■ EXTRACTED MATERIAL
=== Begin Enclosure ===

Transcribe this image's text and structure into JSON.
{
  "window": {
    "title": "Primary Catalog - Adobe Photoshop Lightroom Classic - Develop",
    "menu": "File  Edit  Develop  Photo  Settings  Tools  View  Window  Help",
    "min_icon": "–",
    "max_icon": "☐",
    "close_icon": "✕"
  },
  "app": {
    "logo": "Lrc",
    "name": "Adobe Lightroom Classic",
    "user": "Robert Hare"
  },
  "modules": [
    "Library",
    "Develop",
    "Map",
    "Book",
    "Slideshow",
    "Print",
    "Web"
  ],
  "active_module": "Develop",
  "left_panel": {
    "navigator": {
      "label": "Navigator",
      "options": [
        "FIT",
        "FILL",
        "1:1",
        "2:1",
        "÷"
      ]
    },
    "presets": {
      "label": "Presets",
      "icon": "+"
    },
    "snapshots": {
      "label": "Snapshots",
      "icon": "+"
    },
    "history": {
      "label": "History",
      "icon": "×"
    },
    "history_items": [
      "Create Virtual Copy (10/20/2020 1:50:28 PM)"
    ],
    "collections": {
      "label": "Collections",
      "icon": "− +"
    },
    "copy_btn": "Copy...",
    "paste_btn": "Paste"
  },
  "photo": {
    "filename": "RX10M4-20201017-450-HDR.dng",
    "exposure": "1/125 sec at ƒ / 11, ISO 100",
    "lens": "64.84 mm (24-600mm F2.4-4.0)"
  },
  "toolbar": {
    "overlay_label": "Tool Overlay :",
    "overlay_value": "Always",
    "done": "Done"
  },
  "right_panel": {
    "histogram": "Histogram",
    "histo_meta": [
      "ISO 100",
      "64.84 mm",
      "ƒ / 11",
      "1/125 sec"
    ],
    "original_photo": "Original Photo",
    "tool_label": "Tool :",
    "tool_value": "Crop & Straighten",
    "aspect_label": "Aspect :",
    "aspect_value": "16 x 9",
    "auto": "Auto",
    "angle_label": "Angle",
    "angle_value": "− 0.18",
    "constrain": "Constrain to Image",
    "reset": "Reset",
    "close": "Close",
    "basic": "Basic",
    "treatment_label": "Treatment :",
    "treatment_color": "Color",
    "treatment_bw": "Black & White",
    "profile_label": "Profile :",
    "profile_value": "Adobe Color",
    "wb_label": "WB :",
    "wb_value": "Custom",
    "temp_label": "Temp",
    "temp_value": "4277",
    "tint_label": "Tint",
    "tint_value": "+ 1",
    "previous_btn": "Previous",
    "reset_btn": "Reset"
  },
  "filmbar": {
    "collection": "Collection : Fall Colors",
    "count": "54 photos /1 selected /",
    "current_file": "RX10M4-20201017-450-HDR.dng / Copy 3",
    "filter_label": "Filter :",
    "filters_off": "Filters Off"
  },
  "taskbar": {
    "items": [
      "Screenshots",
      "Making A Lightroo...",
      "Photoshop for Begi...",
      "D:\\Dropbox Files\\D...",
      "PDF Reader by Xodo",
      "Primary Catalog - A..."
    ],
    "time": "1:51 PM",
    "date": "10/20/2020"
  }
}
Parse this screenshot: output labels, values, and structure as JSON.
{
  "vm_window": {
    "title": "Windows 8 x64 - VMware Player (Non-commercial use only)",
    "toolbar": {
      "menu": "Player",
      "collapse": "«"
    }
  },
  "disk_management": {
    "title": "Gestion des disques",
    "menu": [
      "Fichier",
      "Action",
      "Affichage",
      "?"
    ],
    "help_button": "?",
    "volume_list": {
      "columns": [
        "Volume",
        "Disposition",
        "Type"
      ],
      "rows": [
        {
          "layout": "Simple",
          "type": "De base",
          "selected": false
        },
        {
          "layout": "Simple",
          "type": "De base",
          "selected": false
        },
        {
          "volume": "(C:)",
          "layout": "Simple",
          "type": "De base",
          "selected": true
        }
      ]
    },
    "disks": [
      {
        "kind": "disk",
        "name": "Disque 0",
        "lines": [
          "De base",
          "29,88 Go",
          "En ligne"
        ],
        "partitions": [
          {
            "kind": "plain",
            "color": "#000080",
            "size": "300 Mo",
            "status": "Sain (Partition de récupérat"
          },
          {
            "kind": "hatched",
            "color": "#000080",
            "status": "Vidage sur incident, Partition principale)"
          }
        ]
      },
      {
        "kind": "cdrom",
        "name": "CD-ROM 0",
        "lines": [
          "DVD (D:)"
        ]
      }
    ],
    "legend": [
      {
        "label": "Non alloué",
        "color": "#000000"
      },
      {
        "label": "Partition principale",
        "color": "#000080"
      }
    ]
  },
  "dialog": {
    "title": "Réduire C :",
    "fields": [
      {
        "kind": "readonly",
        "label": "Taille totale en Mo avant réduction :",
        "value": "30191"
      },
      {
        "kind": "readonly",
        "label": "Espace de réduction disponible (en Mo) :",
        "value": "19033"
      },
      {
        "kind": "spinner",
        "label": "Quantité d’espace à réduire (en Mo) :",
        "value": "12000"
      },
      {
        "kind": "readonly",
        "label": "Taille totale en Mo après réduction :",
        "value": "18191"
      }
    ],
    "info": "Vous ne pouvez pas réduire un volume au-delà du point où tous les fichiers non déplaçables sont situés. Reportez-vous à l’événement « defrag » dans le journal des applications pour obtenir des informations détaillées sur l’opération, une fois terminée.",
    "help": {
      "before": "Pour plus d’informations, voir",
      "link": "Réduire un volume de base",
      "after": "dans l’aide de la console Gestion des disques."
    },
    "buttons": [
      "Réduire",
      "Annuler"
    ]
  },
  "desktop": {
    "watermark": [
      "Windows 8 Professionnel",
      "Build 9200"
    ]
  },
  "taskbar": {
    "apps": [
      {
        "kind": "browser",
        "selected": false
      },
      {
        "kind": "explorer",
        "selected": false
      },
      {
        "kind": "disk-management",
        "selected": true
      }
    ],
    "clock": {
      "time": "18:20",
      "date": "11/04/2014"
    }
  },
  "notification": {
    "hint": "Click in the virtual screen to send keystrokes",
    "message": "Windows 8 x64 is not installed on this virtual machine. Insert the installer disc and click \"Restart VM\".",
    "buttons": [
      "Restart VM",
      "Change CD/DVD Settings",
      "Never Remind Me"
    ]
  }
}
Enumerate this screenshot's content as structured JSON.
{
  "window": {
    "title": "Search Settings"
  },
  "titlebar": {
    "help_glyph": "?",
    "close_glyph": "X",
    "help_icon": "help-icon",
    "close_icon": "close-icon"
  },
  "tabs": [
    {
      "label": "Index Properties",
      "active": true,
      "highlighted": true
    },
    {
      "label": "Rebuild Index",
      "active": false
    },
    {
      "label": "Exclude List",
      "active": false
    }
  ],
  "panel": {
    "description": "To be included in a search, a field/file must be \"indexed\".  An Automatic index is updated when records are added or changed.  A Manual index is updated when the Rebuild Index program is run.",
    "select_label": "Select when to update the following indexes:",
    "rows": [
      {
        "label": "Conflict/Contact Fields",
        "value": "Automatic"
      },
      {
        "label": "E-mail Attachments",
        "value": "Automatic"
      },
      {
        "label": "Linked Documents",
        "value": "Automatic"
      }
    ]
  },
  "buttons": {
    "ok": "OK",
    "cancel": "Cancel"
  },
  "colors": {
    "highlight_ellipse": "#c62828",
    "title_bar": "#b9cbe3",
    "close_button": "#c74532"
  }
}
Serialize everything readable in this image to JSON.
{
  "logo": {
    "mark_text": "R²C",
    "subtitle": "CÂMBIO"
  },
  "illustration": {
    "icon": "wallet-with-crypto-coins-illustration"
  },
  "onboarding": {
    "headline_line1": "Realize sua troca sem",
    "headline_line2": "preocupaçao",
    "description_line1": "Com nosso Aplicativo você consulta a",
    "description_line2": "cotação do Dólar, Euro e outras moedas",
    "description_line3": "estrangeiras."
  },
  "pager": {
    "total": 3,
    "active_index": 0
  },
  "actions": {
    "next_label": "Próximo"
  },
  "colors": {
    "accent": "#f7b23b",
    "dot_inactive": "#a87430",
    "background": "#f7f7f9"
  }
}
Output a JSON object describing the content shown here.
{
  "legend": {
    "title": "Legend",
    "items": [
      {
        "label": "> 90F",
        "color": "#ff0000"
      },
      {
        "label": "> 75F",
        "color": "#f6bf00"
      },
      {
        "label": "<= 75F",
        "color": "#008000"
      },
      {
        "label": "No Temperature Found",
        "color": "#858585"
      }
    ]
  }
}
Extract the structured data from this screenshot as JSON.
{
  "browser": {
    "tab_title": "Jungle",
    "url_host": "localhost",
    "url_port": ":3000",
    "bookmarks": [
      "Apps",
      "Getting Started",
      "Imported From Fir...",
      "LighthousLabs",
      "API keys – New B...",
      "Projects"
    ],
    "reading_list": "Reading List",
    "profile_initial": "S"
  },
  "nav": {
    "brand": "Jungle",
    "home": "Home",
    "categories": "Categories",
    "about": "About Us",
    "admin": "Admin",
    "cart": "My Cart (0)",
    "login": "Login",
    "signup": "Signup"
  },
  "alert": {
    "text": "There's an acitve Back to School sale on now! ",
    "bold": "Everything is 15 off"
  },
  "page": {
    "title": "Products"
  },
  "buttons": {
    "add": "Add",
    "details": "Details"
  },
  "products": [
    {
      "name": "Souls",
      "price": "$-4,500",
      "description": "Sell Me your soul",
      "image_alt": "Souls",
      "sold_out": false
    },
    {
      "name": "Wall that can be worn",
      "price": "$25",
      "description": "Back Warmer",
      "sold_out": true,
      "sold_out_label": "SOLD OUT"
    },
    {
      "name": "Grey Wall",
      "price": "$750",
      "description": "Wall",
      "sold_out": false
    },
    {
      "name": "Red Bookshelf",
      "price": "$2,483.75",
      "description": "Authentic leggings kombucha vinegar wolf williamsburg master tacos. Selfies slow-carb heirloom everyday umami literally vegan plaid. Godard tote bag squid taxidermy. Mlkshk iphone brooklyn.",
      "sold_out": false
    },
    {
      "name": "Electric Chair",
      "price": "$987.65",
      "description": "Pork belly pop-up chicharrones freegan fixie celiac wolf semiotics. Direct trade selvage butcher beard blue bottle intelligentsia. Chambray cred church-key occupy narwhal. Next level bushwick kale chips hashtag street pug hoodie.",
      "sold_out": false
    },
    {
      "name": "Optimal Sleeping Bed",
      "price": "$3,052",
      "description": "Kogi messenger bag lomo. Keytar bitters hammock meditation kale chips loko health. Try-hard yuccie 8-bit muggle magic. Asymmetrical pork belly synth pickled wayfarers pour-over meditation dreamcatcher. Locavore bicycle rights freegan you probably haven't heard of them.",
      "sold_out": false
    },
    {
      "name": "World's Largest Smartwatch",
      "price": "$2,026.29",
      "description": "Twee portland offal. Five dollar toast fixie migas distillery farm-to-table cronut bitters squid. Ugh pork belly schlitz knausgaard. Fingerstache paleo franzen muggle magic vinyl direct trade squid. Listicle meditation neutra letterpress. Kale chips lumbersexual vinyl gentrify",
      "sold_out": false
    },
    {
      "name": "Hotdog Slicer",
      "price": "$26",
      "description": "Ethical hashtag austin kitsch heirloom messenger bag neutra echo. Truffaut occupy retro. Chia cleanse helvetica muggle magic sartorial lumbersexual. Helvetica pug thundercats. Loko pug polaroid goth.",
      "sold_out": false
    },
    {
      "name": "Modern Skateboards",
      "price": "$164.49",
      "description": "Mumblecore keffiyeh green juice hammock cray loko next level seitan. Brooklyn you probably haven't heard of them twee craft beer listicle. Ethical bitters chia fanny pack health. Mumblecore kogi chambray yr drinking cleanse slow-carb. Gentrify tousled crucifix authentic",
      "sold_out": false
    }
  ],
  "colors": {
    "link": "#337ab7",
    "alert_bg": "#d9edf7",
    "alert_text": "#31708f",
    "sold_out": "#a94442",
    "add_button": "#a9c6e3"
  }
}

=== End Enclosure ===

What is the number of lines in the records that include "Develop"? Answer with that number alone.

4